The General Data Protection Regulation comes into force on 25 May. It introduces new rigour around the ways organisations handle customer and prospect data (‘data processing’, in the vernacular of the regulation).
In short, it places new restrictions on any business wanting to contact clients and prospects via email.
If you’re not familiar with the regulation and its requirements, you can read more in our blogs on GDPR – sorting the myths from the reality and How to separate GDPR compliance myths from reality. Understanding the new rules is essential if you want to ensure your board is prepared for GDPR.
Firms will need to show that they are processing data according to one of six new ‘lawful bases’. In many cases, this will mean getting explicit consent to contact your clients and prospects with anything deemed marketing or promotional communications.
What are the implications of the new regulation?
For most firms, GDPR means both a massive workload before the 25 May deadline, and ongoing work to make sure you are meeting the requirements after that.
- Before 25 May, you need to get your processes in order, and secure opt-ins from as many of your contacts as possible, so you can keep emailing them afterwards.
- After the implementation date, you need to ensure any new contacts are processed compliantly.
It will mean changes to your marketing approach – and not just in terms of following the new data rules. The GDPR restrictions are predicted to result in an increase in social media activity, as this is a channel not affected by the new rules.
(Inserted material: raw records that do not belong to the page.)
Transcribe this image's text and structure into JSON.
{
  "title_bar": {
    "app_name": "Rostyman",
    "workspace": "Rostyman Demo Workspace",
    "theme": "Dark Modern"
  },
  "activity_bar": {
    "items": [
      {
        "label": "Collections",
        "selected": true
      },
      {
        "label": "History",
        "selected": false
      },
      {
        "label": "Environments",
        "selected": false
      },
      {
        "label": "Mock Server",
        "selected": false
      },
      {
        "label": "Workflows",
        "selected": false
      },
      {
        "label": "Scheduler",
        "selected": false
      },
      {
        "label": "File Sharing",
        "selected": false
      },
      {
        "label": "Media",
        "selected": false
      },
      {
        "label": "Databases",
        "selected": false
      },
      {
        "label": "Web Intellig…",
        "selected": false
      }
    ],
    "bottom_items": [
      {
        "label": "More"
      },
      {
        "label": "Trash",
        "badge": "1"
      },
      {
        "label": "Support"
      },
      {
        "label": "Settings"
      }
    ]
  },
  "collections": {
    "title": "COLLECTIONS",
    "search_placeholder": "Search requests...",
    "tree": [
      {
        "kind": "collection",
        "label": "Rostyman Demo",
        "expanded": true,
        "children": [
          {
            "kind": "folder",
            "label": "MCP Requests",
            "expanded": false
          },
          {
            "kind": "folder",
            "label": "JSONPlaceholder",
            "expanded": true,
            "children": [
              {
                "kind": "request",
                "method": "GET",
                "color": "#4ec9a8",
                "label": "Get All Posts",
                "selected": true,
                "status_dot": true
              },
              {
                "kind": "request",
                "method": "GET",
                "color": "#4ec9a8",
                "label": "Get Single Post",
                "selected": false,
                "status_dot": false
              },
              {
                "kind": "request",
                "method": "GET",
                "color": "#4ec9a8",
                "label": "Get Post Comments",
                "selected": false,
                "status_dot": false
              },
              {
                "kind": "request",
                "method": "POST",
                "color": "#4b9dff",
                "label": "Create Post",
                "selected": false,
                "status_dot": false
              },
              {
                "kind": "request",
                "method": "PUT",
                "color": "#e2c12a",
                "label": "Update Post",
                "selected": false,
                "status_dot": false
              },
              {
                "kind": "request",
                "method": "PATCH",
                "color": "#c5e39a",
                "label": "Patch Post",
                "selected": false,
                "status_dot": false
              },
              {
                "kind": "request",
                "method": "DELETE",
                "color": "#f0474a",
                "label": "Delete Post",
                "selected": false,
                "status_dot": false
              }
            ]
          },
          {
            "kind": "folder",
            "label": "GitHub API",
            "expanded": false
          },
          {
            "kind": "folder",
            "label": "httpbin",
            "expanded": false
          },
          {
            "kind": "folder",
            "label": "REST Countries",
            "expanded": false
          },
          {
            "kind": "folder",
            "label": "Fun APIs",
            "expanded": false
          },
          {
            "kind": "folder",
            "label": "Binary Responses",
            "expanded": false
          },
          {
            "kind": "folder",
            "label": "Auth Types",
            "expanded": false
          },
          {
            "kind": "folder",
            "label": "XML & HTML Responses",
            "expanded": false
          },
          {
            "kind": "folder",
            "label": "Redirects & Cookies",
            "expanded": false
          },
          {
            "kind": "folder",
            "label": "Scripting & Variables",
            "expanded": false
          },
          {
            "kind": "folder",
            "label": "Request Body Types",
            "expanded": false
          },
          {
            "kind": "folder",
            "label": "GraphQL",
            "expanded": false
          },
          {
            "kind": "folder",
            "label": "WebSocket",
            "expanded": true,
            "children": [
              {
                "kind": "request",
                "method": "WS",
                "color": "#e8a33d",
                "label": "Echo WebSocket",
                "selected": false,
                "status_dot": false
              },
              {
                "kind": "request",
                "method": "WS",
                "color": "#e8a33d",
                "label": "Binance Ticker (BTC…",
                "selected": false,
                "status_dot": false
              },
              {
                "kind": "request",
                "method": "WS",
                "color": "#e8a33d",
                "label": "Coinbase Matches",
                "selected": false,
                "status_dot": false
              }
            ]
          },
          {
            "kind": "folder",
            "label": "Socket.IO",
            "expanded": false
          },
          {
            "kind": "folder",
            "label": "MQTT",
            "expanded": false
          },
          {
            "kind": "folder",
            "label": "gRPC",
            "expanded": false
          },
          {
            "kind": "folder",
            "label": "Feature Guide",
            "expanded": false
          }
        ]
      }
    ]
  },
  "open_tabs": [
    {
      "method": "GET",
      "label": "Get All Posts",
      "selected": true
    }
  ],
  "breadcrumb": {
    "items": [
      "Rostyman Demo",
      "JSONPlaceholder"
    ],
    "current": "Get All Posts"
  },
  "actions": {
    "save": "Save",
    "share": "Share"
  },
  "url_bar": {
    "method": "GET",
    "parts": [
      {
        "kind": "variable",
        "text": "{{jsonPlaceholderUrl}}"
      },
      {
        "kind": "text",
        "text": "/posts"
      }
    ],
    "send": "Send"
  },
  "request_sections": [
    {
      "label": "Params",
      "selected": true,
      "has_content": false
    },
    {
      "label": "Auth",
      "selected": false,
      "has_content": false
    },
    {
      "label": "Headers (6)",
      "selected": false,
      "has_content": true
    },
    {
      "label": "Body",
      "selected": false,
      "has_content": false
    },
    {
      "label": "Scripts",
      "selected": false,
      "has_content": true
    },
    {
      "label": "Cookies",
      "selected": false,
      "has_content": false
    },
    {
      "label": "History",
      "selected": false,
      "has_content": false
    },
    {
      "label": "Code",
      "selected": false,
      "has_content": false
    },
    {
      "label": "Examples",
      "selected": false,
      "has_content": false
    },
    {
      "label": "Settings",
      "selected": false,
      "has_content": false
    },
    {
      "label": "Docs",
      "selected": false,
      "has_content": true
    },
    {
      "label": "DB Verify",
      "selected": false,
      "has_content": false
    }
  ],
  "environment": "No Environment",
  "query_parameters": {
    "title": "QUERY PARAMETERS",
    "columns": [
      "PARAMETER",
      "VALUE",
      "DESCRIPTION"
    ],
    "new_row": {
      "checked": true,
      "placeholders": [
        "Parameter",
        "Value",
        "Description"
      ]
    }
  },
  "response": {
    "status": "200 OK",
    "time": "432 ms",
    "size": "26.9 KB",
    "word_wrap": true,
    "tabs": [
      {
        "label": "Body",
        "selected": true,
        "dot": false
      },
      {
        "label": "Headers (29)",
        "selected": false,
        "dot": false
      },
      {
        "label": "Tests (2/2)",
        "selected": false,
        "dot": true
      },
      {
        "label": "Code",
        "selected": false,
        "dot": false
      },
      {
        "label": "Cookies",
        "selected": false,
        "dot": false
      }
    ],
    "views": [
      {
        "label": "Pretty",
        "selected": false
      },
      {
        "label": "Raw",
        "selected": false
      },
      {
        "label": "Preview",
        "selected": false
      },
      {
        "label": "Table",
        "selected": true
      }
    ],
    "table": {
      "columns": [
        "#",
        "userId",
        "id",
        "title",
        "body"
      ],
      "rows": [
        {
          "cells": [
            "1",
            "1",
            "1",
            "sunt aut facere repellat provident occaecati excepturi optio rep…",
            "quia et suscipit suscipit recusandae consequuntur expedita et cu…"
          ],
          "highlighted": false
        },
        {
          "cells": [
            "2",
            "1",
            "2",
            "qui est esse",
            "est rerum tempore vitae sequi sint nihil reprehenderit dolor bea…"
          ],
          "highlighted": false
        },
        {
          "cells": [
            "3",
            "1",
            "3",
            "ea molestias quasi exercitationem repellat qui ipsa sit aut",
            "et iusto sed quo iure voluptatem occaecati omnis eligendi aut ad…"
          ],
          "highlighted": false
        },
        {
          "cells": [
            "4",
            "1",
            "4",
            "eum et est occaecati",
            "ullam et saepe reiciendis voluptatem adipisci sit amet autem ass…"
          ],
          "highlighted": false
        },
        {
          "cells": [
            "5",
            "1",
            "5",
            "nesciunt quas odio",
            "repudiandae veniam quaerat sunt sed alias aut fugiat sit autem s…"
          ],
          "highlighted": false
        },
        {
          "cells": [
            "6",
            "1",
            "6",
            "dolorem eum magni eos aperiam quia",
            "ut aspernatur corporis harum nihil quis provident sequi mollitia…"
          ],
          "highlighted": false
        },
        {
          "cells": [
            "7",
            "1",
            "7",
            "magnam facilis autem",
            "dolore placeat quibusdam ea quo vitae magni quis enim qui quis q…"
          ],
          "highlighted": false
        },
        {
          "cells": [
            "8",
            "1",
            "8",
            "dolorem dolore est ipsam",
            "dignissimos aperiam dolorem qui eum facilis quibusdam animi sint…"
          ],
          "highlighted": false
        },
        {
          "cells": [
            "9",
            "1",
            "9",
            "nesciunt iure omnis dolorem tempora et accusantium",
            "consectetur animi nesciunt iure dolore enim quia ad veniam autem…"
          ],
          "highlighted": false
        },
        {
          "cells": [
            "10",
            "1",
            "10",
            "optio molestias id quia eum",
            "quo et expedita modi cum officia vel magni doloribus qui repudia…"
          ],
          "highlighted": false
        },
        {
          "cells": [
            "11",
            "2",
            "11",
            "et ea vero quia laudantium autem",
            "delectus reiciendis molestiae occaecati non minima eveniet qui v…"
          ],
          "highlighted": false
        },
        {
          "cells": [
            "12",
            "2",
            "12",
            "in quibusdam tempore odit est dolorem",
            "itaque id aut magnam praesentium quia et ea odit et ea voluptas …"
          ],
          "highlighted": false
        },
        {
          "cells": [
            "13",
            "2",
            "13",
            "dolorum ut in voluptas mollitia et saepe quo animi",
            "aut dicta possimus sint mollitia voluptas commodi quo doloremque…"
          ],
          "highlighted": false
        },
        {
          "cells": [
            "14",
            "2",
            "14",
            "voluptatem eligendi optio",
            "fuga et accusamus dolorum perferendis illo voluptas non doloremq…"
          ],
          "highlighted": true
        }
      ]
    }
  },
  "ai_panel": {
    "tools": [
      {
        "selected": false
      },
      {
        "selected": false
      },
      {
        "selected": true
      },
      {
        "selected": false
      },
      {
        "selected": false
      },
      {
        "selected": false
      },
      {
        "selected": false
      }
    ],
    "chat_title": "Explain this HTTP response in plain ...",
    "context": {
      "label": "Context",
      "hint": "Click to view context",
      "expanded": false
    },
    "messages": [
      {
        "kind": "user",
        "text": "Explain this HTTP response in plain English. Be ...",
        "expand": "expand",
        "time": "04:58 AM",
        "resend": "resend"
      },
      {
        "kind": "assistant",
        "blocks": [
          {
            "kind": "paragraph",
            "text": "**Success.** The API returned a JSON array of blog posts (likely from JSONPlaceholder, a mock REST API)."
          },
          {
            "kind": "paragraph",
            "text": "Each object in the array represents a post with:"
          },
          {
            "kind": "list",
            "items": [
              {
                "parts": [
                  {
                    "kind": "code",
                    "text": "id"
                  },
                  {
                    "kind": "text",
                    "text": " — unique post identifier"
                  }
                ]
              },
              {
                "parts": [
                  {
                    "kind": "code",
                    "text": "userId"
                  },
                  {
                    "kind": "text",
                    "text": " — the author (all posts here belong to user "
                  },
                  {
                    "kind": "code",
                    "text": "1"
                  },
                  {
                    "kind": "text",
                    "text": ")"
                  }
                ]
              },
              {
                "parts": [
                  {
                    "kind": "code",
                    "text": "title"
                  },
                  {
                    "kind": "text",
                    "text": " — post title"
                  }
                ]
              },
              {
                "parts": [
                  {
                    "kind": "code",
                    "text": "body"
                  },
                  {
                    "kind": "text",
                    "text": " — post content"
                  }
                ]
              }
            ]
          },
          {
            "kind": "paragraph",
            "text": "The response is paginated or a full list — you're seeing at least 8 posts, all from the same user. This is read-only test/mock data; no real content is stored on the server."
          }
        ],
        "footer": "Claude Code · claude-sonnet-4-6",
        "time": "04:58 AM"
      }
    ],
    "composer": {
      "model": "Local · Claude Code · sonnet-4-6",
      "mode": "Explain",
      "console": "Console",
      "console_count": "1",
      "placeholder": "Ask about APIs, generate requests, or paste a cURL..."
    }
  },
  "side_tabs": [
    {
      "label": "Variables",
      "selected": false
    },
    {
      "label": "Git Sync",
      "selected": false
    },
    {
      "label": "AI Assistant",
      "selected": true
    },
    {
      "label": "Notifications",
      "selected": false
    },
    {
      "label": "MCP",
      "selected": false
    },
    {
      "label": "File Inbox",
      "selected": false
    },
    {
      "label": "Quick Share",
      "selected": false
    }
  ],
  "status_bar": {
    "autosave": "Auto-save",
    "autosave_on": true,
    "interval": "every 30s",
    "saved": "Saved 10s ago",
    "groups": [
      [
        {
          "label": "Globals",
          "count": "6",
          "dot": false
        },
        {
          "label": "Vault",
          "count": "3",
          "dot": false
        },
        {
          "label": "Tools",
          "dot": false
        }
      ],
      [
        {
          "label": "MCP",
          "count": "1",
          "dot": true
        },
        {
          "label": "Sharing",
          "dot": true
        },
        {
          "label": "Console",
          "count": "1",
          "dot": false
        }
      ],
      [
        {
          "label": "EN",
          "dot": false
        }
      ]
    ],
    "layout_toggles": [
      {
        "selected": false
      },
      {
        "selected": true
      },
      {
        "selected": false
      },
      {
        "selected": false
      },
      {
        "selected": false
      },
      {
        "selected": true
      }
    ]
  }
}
Other changes to your marketing strategy after 25 May might include a greater focus on producing high-quality content – as relevant content will be more essential than ever when you’re asking people to proactively opt in to receive it.
Your marketing team may also need to streamline their other processes, to counteract the extra work needed on data management.
Why should GDPR matter to your board?
There are four key reasons why GDPR should matter to your directors.
1. It will radically change your business processes
It represents a huge change in approach – not just for marketing, but operationally as well, in terms of the structures you need to put in place to contact clients. You need to be aware of the implications, in terms of workload and investment needed.
2. You should lead from the top
Your board members set the cultural tone for your organisation. Complying with regulatory requirements demands a culture where good governance is embedded, and this environment is created from the top of the business.
Because the new regulation represents such a step-change, it’s vital that it’s championed at all levels, from directors downwards.
3. The potential penalties are significant
The Information Commissioner’s Office (ICO) can impose fines of up to €20m (£18m) or 4% of the firm’s worldwide turnover for any organisation that fails to meet the GDPR requirements. This potential penalty will in itself be enough to make many C-suites sit up and take notice.
4. The damage might not just be financial
There is also the risk of reputational damage. Any compliance breach can result in negative publicity – and the high profile of the GDPR surely means that any failings will be widely publicised. Some have suggested that it has the potential to be the next PPI scandal, as the PPI window closes and claims firms look to new opportunities.
This potential for reputational damage is likely to be a particular concern to directors when boards are already in the spotlight for perceived governance failings.
The GDPR heralds radical changes in the ways most firms handle personal data. Any project of this size needs to be a board priority – let alone one that has such potentially significant financial and reputational implications.
We appreciate that keeping track of new regulations is just one of the functions of an effective board. To keep up with all the demands on your members, it’s essential that your board runs as efficiently as possible.
To find out how to make your board more efficient, read our recent blog on the topic. You can also download a copy of our free whitepaper, Board portals – what’s in it for directors? to read more about how you can use technology to improve board efficiency and effectiveness. Read a copy here.
Nothing in this document should be treated as an authoritative statement of the law. Action should not be taken as a result of this document alone. We make no warranty and accept no responsibility for consequences arising from relying on this document.